My wife ordered a vegetarian dish, Phad Phak Ruam Mitr ($7.99), a mixed vegetable stir-fry with broccoli, onions, garlic, carrots, bell peppers, snow peas, Napa cabbage, scallions, baby corn and tofu and served with Jasmine rice. It was light and not too spicy and the vegetables fresh and crisp, the sauce light yet complex, but leaving a strange aftertaste unlike when we have had it in the past. She barely made a dent in it and the server did not bother asking how our meal was or if there was a problem with the dish, bringing a to-go container and making us box it up ourselves.
I love curry and Zen Zero's with beef), a coconut curry from Southern Thailand with potatoes peanuts (no pork option), was as good as I remember. Having ordered my curry with the customary beef (an extra $2.99), the curry was rich and well seasoned. A thick red curry, Massaman comes with tofu or meat (other than pork - $1.99 to $3.99 extra charge for meat or seafood) with potatoes and peanuts in a huge bowl served with Jasmine rice. Not overly abundant in the beef department, I was not too disappointed because the thick curry sauce was nearly as good as the best I have ever eaten (the best was a similar curry at a small Vietnamese restaurant in Palos Verdes, California back in the late 1970s).

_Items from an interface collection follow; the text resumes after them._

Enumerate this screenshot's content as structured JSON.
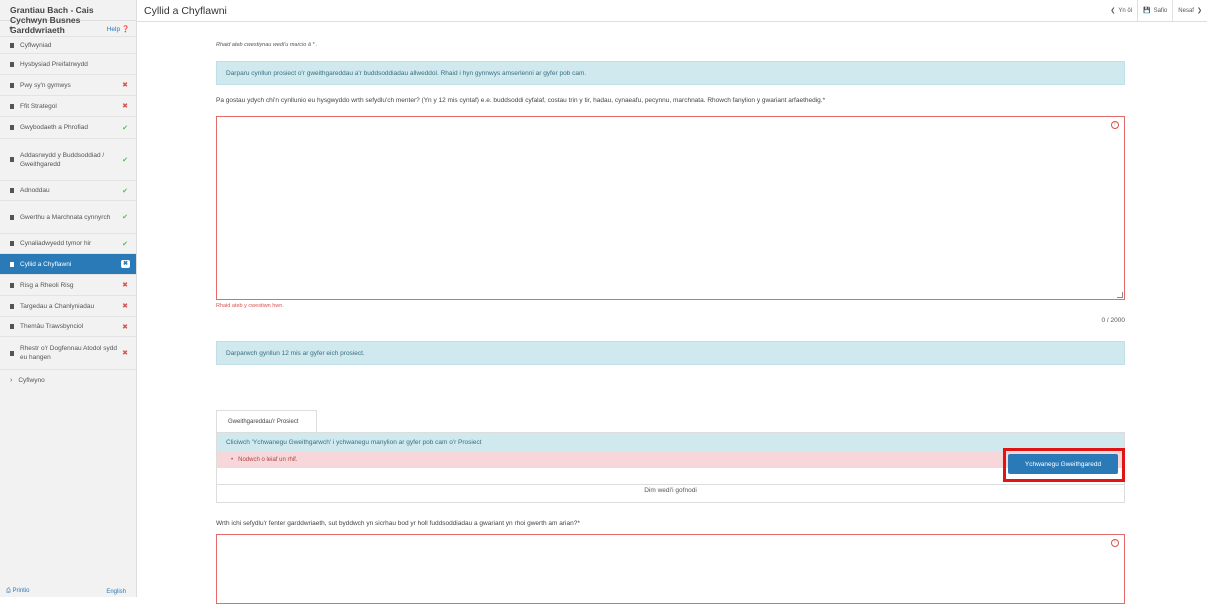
{
  "app": {
    "title": "Grantiau Bach - Cais Cychwyn Busnes Garddwriaeth"
  },
  "userbar": {
    "help_label": "Help"
  },
  "sidebar": {
    "items": [
      {
        "label": "Cyflwyniad",
        "status": ""
      },
      {
        "label": "Hysbysiad Preifatrwydd",
        "status": ""
      },
      {
        "label": "Pwy sy'n gymwys",
        "status": "✖"
      },
      {
        "label": "Ffit Strategol",
        "status": "✖"
      },
      {
        "label": "Gwybodaeth a Phrofiad",
        "status": "✔"
      },
      {
        "label": "Addasrwydd y Buddsoddiad / Gweithgaredd",
        "status": "✔"
      },
      {
        "label": "Adnoddau",
        "status": "✔"
      },
      {
        "label": "Gwerthu a Marchnata cynnyrch",
        "status": "✔"
      },
      {
        "label": "Cynaliadwyedd tymor hir",
        "status": "✔"
      },
      {
        "label": "Cyllid a Chyflawni",
        "status": "✖"
      },
      {
        "label": "Risg a Rheoli Risg",
        "status": "✖"
      },
      {
        "label": "Targedau a Chanlyniadau",
        "status": "✖"
      },
      {
        "label": "Themâu Trawsbynciol",
        "status": "✖"
      },
      {
        "label": "Rhestr o'r Dogfennau Atodol sydd eu hangen",
        "status": "✖"
      }
    ],
    "submit_label": "Cyflwyno",
    "print_label": "Printio",
    "language_label": "English"
  },
  "header": {
    "page_title": "Cyllid a Chyflawni",
    "back_label": "Yn ôl",
    "save_label": "Safio",
    "next_label": "Nesaf"
  },
  "main": {
    "required_note": "Rhaid ateb cwestiynau wedi'u marcio â * .",
    "info1": "Darparu cynllun prosiect o'r gweithgareddau a'r buddsoddiadau allweddol. Rhaid i hyn gynnwys amserlenni ar gyfer pob cam.",
    "question1": "Pa gostau ydych chi'n cynllunio eu hysgwyddo wrth sefydlu'ch menter? (Yn y 12 mis cyntaf) e.e. buddsoddi cyfalaf, costau trin y tir, hadau, cynaeafu, pecynnu, marchnata. Rhowch fanylion y gwariant arfaethedig.*",
    "error1": "Rhaid ateb y cwestiwn hwn.",
    "counter1": "0 / 2000",
    "info2": "Darparwch gynllun 12 mis ar gyfer eich prosiect.",
    "tab_label": "Gweithgareddau'r Prosiect",
    "info3": "Cliciwch 'Ychwanegu Gweithgarwch' i ychwanegu manylion ar gyfer pob cam o'r Prosiect",
    "error_item": "Nodwch o leiaf un rhif.",
    "add_button": "Ychwanegu Gweithgaredd",
    "no_data": "Dim wedi'i gofnodi",
    "question2": "Wrth ichi sefydlu'r fenter garddwriaeth, sut byddwch yn sicrhau bod yr holl fuddsoddiadau a gwariant yn rhoi gwerth am arian?*"
  }
}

Our appetizers took quite a while to arrive and our entrees took even longer. I watched my wife's Phad Phak Ruam Mitr sit on the counter for at least ten minutes until my curry was finally ready, all the while our server was too busy talking on her cell phone to bring us our food and we had to wait even longer after my curry was finally ready.
When we had finished, I gave our server a coupon we had received (2nd dinner half-off with purchase of an entree and two drinks), she told me she did not think we could use it. I asked, "Why?", and she told me "You have to order two drinks to get the deal". To which I replied, "We did, I had two beers" (and a couple appetizers to boot) to which she responded, "I'll have to check with my manager to see if it's OK". Really? I should not have been surprised because Zen Zero is owned by the same group that owns Genovese where we had a similar incident a while back (they also refused to honor a coupon). I find myself wondering why the owners bother printing coupons if they are just going to have their servers hassle customers who try to use them.
Zen Zero had become a staple in our house and we may likely be returning in the future even though they have raised their prices rather significantly in the past year and the service was not nearly as good as it used to be. Good restaurants are not abundant in Lawrence, particularly downtown, but Zen Zero is a welcome option, albeit a bit pricier than in the past.
I gave Zen Zero 9 Bombs Out Of 10 in a past review, but with deductions for their price increases, the delays in receiving our appetizers and entrees, the weird aftertaste in the Phad Phak Ruam Mitr, and being hassled by the server for using a coupon ...
CombatCritic Now Gives Zen Zero 6 Bombs Out Of 10 ... Bombs Are Good!